Action item:
Only the text should come through, so restate the listing exactly and drop its images.

Dataset records:

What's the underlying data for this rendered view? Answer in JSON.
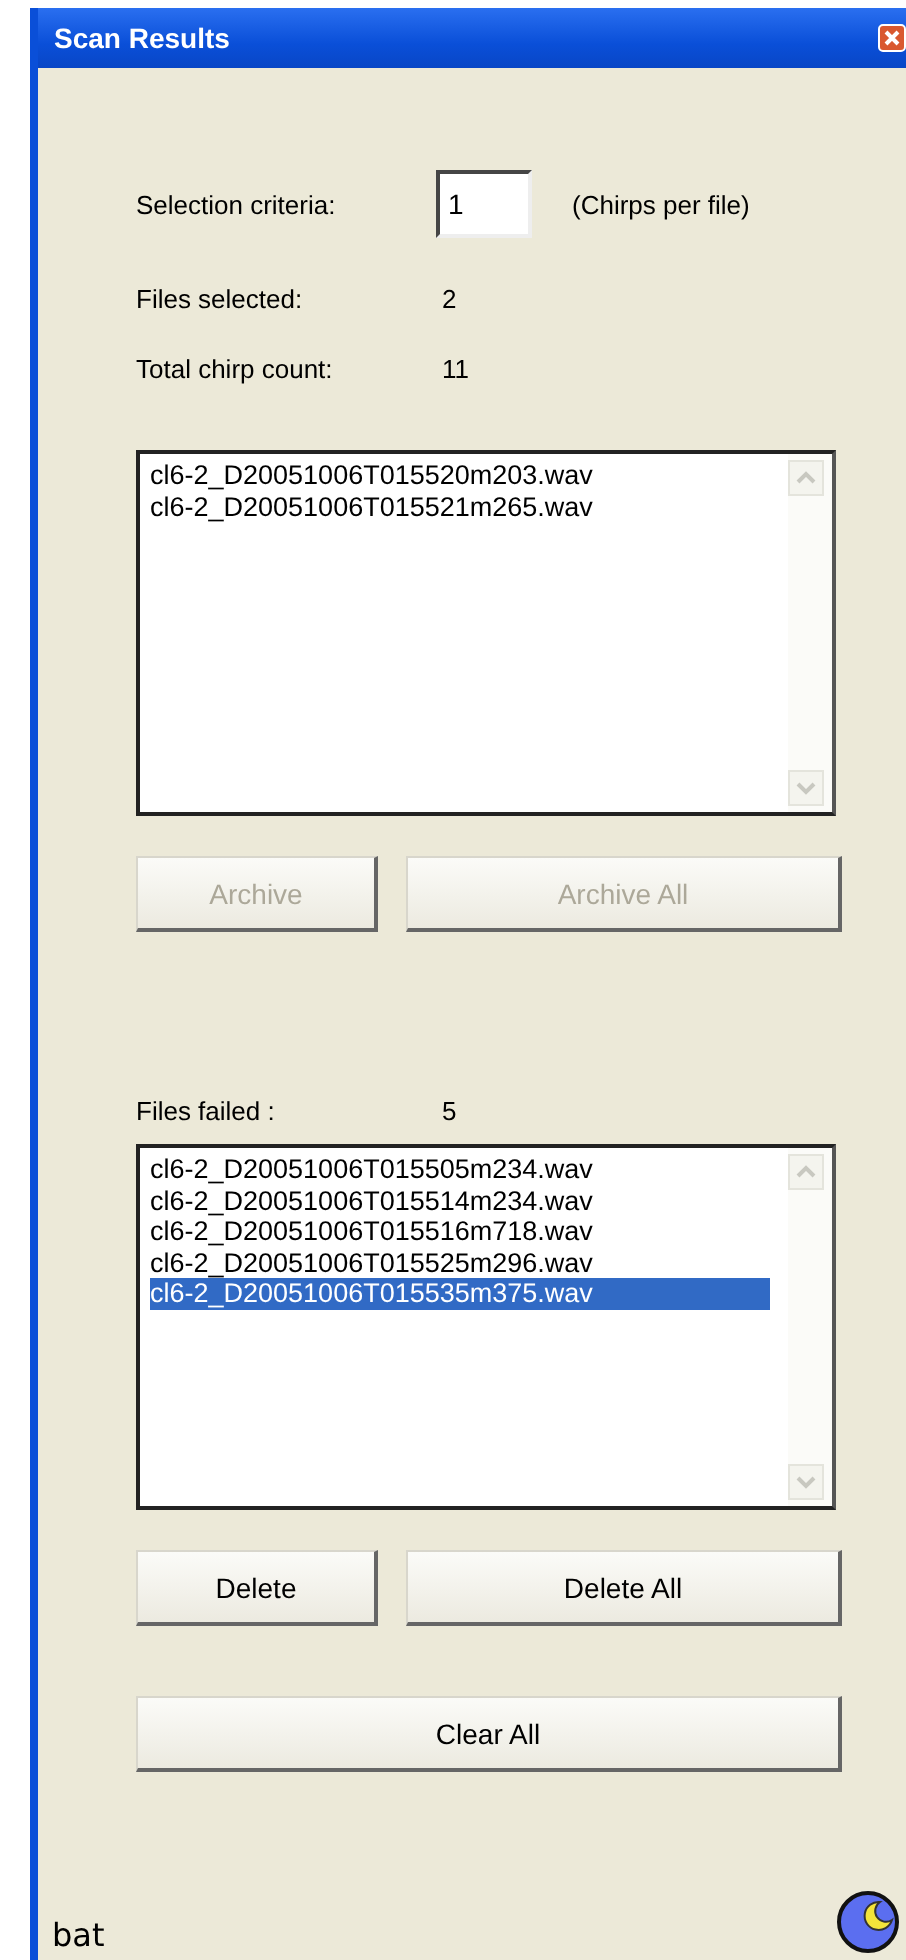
{
  "window": {
    "title": "Scan Results"
  },
  "selection_criteria": {
    "label": "Selection criteria:",
    "value": "1",
    "unit": "(Chirps per file)"
  },
  "stats": [
    {
      "label": "Files selected:",
      "value": "2"
    },
    {
      "label": "Total chirp count:",
      "value": "11"
    }
  ],
  "selected_files": [
    {
      "name": "cl6-2_D20051006T015520m203.wav",
      "selected": false
    },
    {
      "name": "cl6-2_D20051006T015521m265.wav",
      "selected": false
    }
  ],
  "selected_buttons": [
    {
      "label": "Archive",
      "disabled": true
    },
    {
      "label": "Archive All",
      "disabled": true
    }
  ],
  "failed": {
    "label": "Files failed :",
    "value": "5"
  },
  "failed_files": [
    {
      "name": "cl6-2_D20051006T015505m234.wav",
      "selected": false
    },
    {
      "name": "cl6-2_D20051006T015514m234.wav",
      "selected": false
    },
    {
      "name": "cl6-2_D20051006T015516m718.wav",
      "selected": false
    },
    {
      "name": "cl6-2_D20051006T015525m296.wav",
      "selected": false
    },
    {
      "name": "cl6-2_D20051006T015535m375.wav",
      "selected": true
    }
  ],
  "failed_buttons": [
    {
      "label": "Delete",
      "disabled": false
    },
    {
      "label": "Delete All",
      "disabled": false
    }
  ],
  "clear_button": {
    "label": "Clear All",
    "disabled": false
  },
  "footer": {
    "logo_text": "bat"
  }
}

Answer to this exercise:
What's the underlying data for this rendered view? Answer in JSON.
{
  "window": {
    "title": "Scan Results"
  },
  "selection_criteria": {
    "label": "Selection criteria:",
    "value": "1",
    "unit": "(Chirps per file)"
  },
  "stats": [
    {
      "label": "Files selected:",
      "value": "2"
    },
    {
      "label": "Total chirp count:",
      "value": "11"
    }
  ],
  "selected_files": [
    {
      "name": "cl6-2_D20051006T015520m203.wav",
      "selected": false
    },
    {
      "name": "cl6-2_D20051006T015521m265.wav",
      "selected": false
    }
  ],
  "selected_buttons": [
    {
      "label": "Archive",
      "disabled": true
    },
    {
      "label": "Archive All",
      "disabled": true
    }
  ],
  "failed": {
    "label": "Files failed :",
    "value": "5"
  },
  "failed_files": [
    {
      "name": "cl6-2_D20051006T015505m234.wav",
      "selected": false
    },
    {
      "name": "cl6-2_D20051006T015514m234.wav",
      "selected": false
    },
    {
      "name": "cl6-2_D20051006T015516m718.wav",
      "selected": false
    },
    {
      "name": "cl6-2_D20051006T015525m296.wav",
      "selected": false
    },
    {
      "name": "cl6-2_D20051006T015535m375.wav",
      "selected": true
    }
  ],
  "failed_buttons": [
    {
      "label": "Delete",
      "disabled": false
    },
    {
      "label": "Delete All",
      "disabled": false
    }
  ],
  "clear_button": {
    "label": "Clear All",
    "disabled": false
  },
  "footer": {
    "logo_text": "bat"
  }
}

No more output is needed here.